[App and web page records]
>>>
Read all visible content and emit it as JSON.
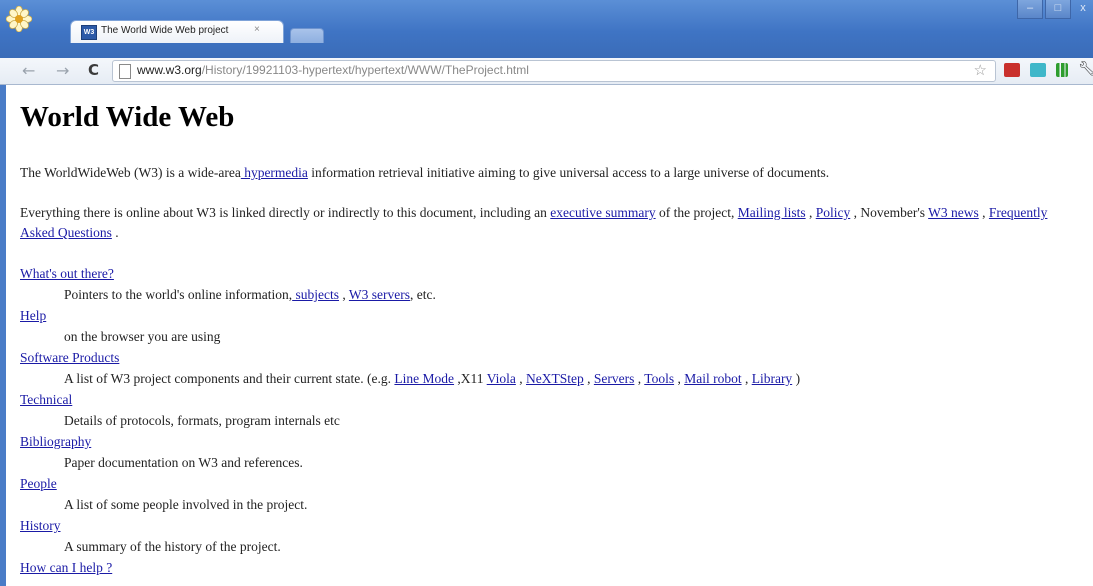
{
  "browser": {
    "tab_title": "The World Wide Web project",
    "tab_close": "×",
    "favicon_text": "W3",
    "url_host": "www.w3.org",
    "url_path": "/History/19921103-hypertext/hypertext/WWW/TheProject.html",
    "window_controls": {
      "minimize": "–",
      "maximize": "□",
      "close": "x"
    }
  },
  "page": {
    "title": "World Wide Web",
    "intro": {
      "before": "The WorldWideWeb (W3) is a wide-area",
      "link": " hypermedia",
      "after": " information retrieval initiative aiming to give universal access to a large universe of documents."
    },
    "para2": {
      "t1": "Everything there is online about W3 is linked directly or indirectly to this document, including an ",
      "l1": "executive summary",
      "t2": " of the project, ",
      "l2": "Mailing lists",
      "t3": " , ",
      "l3": "Policy",
      "t4": " , November's ",
      "l4": "W3 news",
      "t5": " , ",
      "l5": "Frequently Asked Questions",
      "t6": " ."
    },
    "sections": {
      "s1": {
        "term": "What's out there?",
        "desc1": "Pointers to the world's online information,",
        "l1": " subjects",
        "sep": " , ",
        "l2": "W3 servers",
        "desc2": ", etc."
      },
      "s2": {
        "term": "Help",
        "desc": "on the browser you are using"
      },
      "s3": {
        "term": "Software Products",
        "desc1": "A list of W3 project components and their current state. (e.g. ",
        "l1": "Line Mode",
        "t2": " ,X11 ",
        "l2": "Viola",
        "t3": " , ",
        "l3": "NeXTStep",
        "t4": " , ",
        "l4": "Servers",
        "t5": " , ",
        "l5": "Tools",
        "t6": " , ",
        "l6": "Mail robot",
        "t7": " , ",
        "l7": "Library",
        "t8": " )"
      },
      "s4": {
        "term": "Technical",
        "desc": "Details of protocols, formats, program internals etc"
      },
      "s5": {
        "term": "Bibliography",
        "desc": "Paper documentation on W3 and references."
      },
      "s6": {
        "term": "People",
        "desc": "A list of some people involved in the project."
      },
      "s7": {
        "term": "History",
        "desc": "A summary of the history of the project."
      },
      "s8": {
        "term": "How can I help ?"
      }
    }
  }
}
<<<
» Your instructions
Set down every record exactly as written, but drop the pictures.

» Written solution
Read all visible content and emit it as JSON.
{
  "browser": {
    "tab_title": "The World Wide Web project",
    "tab_close": "×",
    "favicon_text": "W3",
    "url_host": "www.w3.org",
    "url_path": "/History/19921103-hypertext/hypertext/WWW/TheProject.html",
    "window_controls": {
      "minimize": "–",
      "maximize": "□",
      "close": "x"
    }
  },
  "page": {
    "title": "World Wide Web",
    "intro": {
      "before": "The WorldWideWeb (W3) is a wide-area",
      "link": " hypermedia",
      "after": " information retrieval initiative aiming to give universal access to a large universe of documents."
    },
    "para2": {
      "t1": "Everything there is online about W3 is linked directly or indirectly to this document, including an ",
      "l1": "executive summary",
      "t2": " of the project, ",
      "l2": "Mailing lists",
      "t3": " , ",
      "l3": "Policy",
      "t4": " , November's ",
      "l4": "W3 news",
      "t5": " , ",
      "l5": "Frequently Asked Questions",
      "t6": " ."
    },
    "sections": {
      "s1": {
        "term": "What's out there?",
        "desc1": "Pointers to the world's online information,",
        "l1": " subjects",
        "sep": " , ",
        "l2": "W3 servers",
        "desc2": ", etc."
      },
      "s2": {
        "term": "Help",
        "desc": "on the browser you are using"
      },
      "s3": {
        "term": "Software Products",
        "desc1": "A list of W3 project components and their current state. (e.g. ",
        "l1": "Line Mode",
        "t2": " ,X11 ",
        "l2": "Viola",
        "t3": " , ",
        "l3": "NeXTStep",
        "t4": " , ",
        "l4": "Servers",
        "t5": " , ",
        "l5": "Tools",
        "t6": " , ",
        "l6": "Mail robot",
        "t7": " , ",
        "l7": "Library",
        "t8": " )"
      },
      "s4": {
        "term": "Technical",
        "desc": "Details of protocols, formats, program internals etc"
      },
      "s5": {
        "term": "Bibliography",
        "desc": "Paper documentation on W3 and references."
      },
      "s6": {
        "term": "People",
        "desc": "A list of some people involved in the project."
      },
      "s7": {
        "term": "History",
        "desc": "A summary of the history of the project."
      },
      "s8": {
        "term": "How can I help ?"
      }
    }
  }
}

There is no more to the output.